The world dramatic jury is a bit smaller with Julia Ormond ("Legends of the Fall," "My Week with Marilyn"), screenwriter Alexei Popogrebsky and New York Film Festival director Richard Pena judging the field.
The world documentary jury includes journalist Nick Fraser, film curator Clara Kim and filmmaker and professor Jean-Marie Teno.
The jury for the Alfred P. Sloan award - given to films showcasing science and technology - will include screenwriter Scott Burns ("Contagion"), journalist and programmer Tracy Day and biological Anthropologist Helen Fisher.
The short film jury includes Mike Judge (yes, the "Beavis and Butthead" one), director and screenwriter Dee Rees ("Paraiah") and Toronto International Film Festival programmer Shane Smith.
Look for complete coverage of the 2012 Sundance Film Festival beginning Thursday, Jan. 19 on HitFix.
For year round entertainment commentary and awards season news follow @HitFixGregory on Twitter.
Go in with some certain expectations when Leonard Cohen titles a song "Darkness."
This morose, devoted songwriter has sung his fair share of shaded tunes. This one, off of his forthcoming "Old Ideas," layers a little bounce over a traditional blues-structure. There's nothing terribly personalized or confessional locked in the lyrics, but the close mix on the bass notes and his rumbly mumble lay the mood down right.

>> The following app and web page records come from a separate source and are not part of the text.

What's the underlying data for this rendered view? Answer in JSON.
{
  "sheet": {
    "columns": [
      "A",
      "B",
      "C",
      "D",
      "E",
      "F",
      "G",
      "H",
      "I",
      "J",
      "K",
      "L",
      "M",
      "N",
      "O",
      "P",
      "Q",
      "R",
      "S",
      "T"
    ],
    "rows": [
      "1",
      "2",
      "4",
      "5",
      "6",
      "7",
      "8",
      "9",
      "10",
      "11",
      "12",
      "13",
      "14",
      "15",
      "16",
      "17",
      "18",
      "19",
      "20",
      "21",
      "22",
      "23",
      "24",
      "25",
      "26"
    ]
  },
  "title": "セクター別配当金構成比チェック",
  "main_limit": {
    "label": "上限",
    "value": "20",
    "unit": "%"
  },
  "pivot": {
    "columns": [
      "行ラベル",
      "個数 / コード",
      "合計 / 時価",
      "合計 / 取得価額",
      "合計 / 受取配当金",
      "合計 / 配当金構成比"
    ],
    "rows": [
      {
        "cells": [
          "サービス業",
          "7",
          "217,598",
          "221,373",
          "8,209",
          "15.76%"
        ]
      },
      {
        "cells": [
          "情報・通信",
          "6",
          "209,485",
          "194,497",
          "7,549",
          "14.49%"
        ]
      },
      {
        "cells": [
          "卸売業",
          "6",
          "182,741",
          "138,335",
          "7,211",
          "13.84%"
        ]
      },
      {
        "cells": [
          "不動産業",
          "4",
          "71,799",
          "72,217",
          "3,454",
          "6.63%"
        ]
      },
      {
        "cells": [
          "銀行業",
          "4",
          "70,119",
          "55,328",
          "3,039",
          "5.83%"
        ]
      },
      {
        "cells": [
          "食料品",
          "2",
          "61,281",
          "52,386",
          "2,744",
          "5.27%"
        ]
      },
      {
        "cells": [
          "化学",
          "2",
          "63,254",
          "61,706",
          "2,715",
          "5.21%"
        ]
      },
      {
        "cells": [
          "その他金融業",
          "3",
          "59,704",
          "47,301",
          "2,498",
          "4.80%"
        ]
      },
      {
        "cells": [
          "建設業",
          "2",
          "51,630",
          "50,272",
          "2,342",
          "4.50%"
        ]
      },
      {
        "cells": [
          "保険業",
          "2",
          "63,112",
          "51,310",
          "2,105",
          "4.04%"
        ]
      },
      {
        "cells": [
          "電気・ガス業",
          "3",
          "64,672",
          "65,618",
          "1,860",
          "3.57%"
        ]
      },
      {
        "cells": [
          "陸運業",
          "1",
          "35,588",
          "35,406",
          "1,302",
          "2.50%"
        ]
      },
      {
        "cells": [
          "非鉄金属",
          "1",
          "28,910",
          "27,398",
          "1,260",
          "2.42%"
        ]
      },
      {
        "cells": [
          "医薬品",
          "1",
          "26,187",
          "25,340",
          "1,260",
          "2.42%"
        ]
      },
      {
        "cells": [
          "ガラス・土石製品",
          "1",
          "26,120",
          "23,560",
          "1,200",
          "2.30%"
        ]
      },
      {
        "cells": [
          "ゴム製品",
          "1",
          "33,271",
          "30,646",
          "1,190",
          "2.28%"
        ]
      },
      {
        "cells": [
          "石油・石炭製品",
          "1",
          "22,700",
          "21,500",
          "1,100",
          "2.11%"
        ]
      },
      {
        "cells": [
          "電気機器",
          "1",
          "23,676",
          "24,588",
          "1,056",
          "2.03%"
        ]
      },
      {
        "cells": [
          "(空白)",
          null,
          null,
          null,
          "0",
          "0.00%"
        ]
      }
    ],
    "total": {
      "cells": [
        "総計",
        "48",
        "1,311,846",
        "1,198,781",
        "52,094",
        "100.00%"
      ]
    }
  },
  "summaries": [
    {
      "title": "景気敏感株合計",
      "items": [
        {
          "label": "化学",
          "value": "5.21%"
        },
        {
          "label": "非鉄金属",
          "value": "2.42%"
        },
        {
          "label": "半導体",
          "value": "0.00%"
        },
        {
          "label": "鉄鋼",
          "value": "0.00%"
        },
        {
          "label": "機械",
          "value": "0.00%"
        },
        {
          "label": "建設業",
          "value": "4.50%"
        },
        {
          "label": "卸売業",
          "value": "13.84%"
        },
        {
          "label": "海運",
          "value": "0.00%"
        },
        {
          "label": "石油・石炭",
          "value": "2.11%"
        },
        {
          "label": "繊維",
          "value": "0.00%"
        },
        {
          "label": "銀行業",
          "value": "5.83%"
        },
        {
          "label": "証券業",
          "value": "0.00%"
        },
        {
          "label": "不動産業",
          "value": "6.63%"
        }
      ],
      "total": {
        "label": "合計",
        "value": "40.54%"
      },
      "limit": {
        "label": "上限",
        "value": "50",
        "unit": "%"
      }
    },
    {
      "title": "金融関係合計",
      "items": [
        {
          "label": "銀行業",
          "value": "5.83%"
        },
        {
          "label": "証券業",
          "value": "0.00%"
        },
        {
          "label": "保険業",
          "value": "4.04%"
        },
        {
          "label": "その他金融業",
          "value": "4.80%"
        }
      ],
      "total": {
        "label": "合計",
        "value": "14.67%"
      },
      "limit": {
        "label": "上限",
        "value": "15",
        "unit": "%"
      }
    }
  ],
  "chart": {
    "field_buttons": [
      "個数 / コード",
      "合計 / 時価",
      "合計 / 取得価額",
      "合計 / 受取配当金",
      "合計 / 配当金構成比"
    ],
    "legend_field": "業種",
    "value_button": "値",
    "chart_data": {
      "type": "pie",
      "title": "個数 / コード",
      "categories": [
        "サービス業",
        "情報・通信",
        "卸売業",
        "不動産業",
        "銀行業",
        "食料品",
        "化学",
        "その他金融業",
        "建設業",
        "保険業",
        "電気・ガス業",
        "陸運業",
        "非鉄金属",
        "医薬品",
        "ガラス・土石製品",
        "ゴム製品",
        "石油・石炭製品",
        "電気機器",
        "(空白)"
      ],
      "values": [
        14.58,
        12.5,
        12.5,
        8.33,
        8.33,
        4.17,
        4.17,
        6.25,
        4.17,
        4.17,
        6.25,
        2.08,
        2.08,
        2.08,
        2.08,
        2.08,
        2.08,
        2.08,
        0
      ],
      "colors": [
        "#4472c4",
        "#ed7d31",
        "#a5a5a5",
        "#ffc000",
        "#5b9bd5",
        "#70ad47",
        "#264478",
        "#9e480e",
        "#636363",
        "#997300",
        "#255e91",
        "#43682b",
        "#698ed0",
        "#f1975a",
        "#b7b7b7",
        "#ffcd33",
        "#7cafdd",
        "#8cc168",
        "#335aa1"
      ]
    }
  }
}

My only point of contention are the light, pretty backing vocals, which seem to soften the blow of his sub-tone growl, a kind of coldly sentimental light at the end of this tunnel of "Darkness." It's a adult-contemporary misstep, like using a Rhodes when you should use a mean, temporal organ sound or a choir when you should use a bevy saxes. But he's an old man -- I wouldn't say that out of cruelty, the guy named his album "Old Ideas," for crying out loud. He can recruit angels if he wants to.
Over the course of a career not much shorter than her 29 year-old life, Kirsten Dunst has covered a lot of bases -- skipping gamely between fluorescent Hollywood blockbusters, handmade American indies, fizzy teen comedies, primetime television and the chillier climes of the European arthouse -- but there's one area the actress feels she's neglected thus far.
"I really want to do a film in another language," she says, her tone ruminative but quite serious, over the phone from Los Angeles. "My dad's from Germany, so it'd be really cool to do a film in German. I'm not quite fluent, but I can get there. And my accent's pretty good. I wouldn't feel too out of my element."
It's not just any German film she wants to work on either: Michael Haneke, that esteemed Austrian dissector of psychological trouble, currently tops her wishlist of directors to work with in the future, a group that also include Paul Thomas Anderson and Alexander Payne. The prospect of the sunny New Jersey blonde collaborating with the frosty German-born formalist isn't quite as unimaginable as it might have been a year or two ago, before another prickly European provocateur, Lars von Trier, showed everyone what Kirsten Dunst is made of in "Melancholia."